Start of Input data

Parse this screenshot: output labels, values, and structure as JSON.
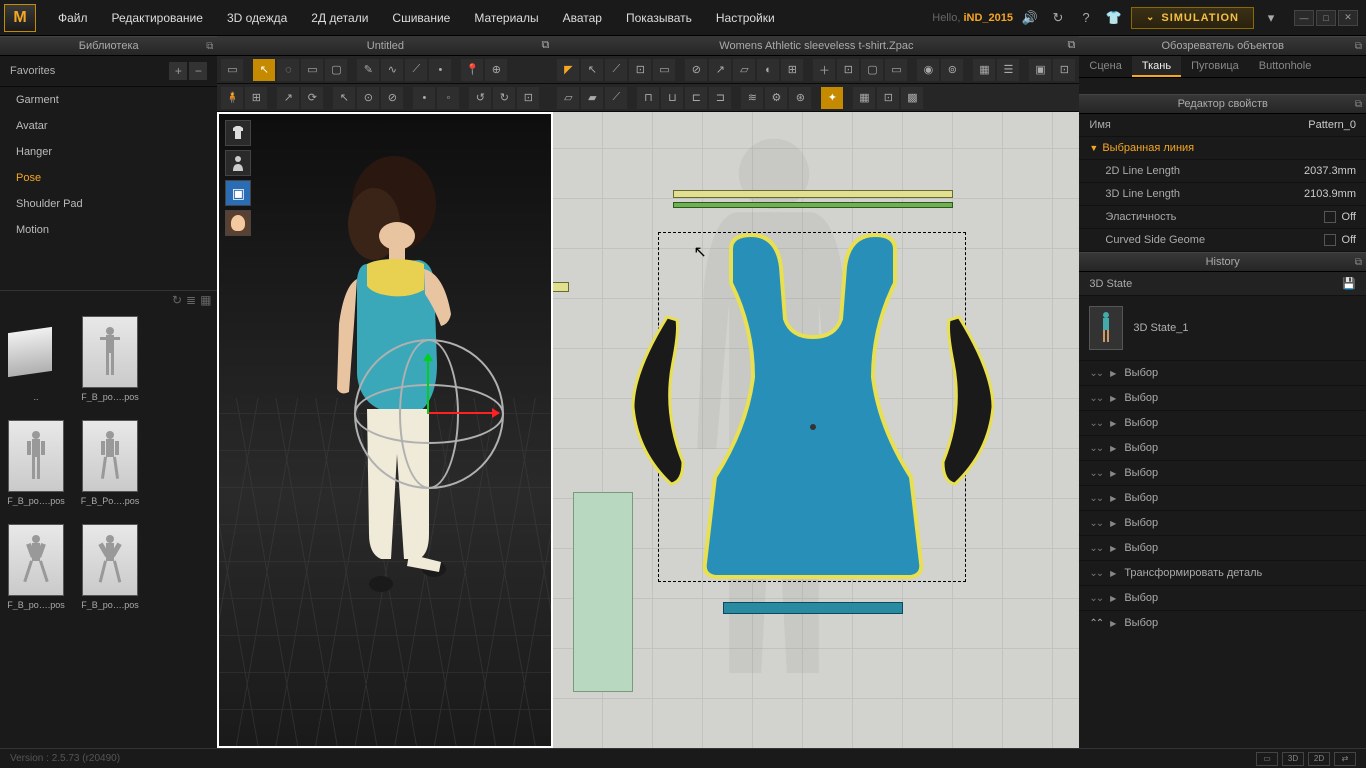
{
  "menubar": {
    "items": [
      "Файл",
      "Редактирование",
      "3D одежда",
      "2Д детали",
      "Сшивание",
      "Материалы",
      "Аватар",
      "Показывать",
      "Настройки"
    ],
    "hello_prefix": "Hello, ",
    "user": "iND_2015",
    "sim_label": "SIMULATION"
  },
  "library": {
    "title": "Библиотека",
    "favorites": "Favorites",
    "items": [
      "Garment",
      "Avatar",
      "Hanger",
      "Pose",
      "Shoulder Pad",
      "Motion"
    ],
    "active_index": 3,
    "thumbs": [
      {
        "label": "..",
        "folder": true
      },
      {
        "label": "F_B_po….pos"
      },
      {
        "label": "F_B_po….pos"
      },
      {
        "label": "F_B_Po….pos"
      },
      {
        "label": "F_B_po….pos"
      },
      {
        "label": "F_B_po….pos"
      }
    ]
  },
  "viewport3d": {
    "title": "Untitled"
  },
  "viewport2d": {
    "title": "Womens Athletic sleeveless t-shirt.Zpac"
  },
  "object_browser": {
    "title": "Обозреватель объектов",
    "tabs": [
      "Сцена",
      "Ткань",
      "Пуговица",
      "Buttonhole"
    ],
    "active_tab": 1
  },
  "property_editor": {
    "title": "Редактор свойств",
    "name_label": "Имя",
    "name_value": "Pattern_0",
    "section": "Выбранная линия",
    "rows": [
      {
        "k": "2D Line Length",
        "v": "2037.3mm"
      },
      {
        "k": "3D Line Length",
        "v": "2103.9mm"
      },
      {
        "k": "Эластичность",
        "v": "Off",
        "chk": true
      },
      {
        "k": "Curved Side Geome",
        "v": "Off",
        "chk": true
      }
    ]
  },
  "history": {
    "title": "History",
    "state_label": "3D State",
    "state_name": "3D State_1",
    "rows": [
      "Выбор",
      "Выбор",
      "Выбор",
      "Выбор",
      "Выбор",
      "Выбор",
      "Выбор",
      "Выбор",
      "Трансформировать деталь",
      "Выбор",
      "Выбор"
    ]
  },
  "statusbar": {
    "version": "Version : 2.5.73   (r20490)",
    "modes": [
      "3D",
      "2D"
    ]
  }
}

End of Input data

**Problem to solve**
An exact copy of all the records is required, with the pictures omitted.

**Solution to this exercise**
Parse this screenshot: output labels, values, and structure as JSON.
{
  "menubar": {
    "items": [
      "Файл",
      "Редактирование",
      "3D одежда",
      "2Д детали",
      "Сшивание",
      "Материалы",
      "Аватар",
      "Показывать",
      "Настройки"
    ],
    "hello_prefix": "Hello, ",
    "user": "iND_2015",
    "sim_label": "SIMULATION"
  },
  "library": {
    "title": "Библиотека",
    "favorites": "Favorites",
    "items": [
      "Garment",
      "Avatar",
      "Hanger",
      "Pose",
      "Shoulder Pad",
      "Motion"
    ],
    "active_index": 3,
    "thumbs": [
      {
        "label": "..",
        "folder": true
      },
      {
        "label": "F_B_po….pos"
      },
      {
        "label": "F_B_po….pos"
      },
      {
        "label": "F_B_Po….pos"
      },
      {
        "label": "F_B_po….pos"
      },
      {
        "label": "F_B_po….pos"
      }
    ]
  },
  "viewport3d": {
    "title": "Untitled"
  },
  "viewport2d": {
    "title": "Womens Athletic sleeveless t-shirt.Zpac"
  },
  "object_browser": {
    "title": "Обозреватель объектов",
    "tabs": [
      "Сцена",
      "Ткань",
      "Пуговица",
      "Buttonhole"
    ],
    "active_tab": 1
  },
  "property_editor": {
    "title": "Редактор свойств",
    "name_label": "Имя",
    "name_value": "Pattern_0",
    "section": "Выбранная линия",
    "rows": [
      {
        "k": "2D Line Length",
        "v": "2037.3mm"
      },
      {
        "k": "3D Line Length",
        "v": "2103.9mm"
      },
      {
        "k": "Эластичность",
        "v": "Off",
        "chk": true
      },
      {
        "k": "Curved Side Geome",
        "v": "Off",
        "chk": true
      }
    ]
  },
  "history": {
    "title": "History",
    "state_label": "3D State",
    "state_name": "3D State_1",
    "rows": [
      "Выбор",
      "Выбор",
      "Выбор",
      "Выбор",
      "Выбор",
      "Выбор",
      "Выбор",
      "Выбор",
      "Трансформировать деталь",
      "Выбор",
      "Выбор"
    ]
  },
  "statusbar": {
    "version": "Version : 2.5.73   (r20490)",
    "modes": [
      "3D",
      "2D"
    ]
  }
}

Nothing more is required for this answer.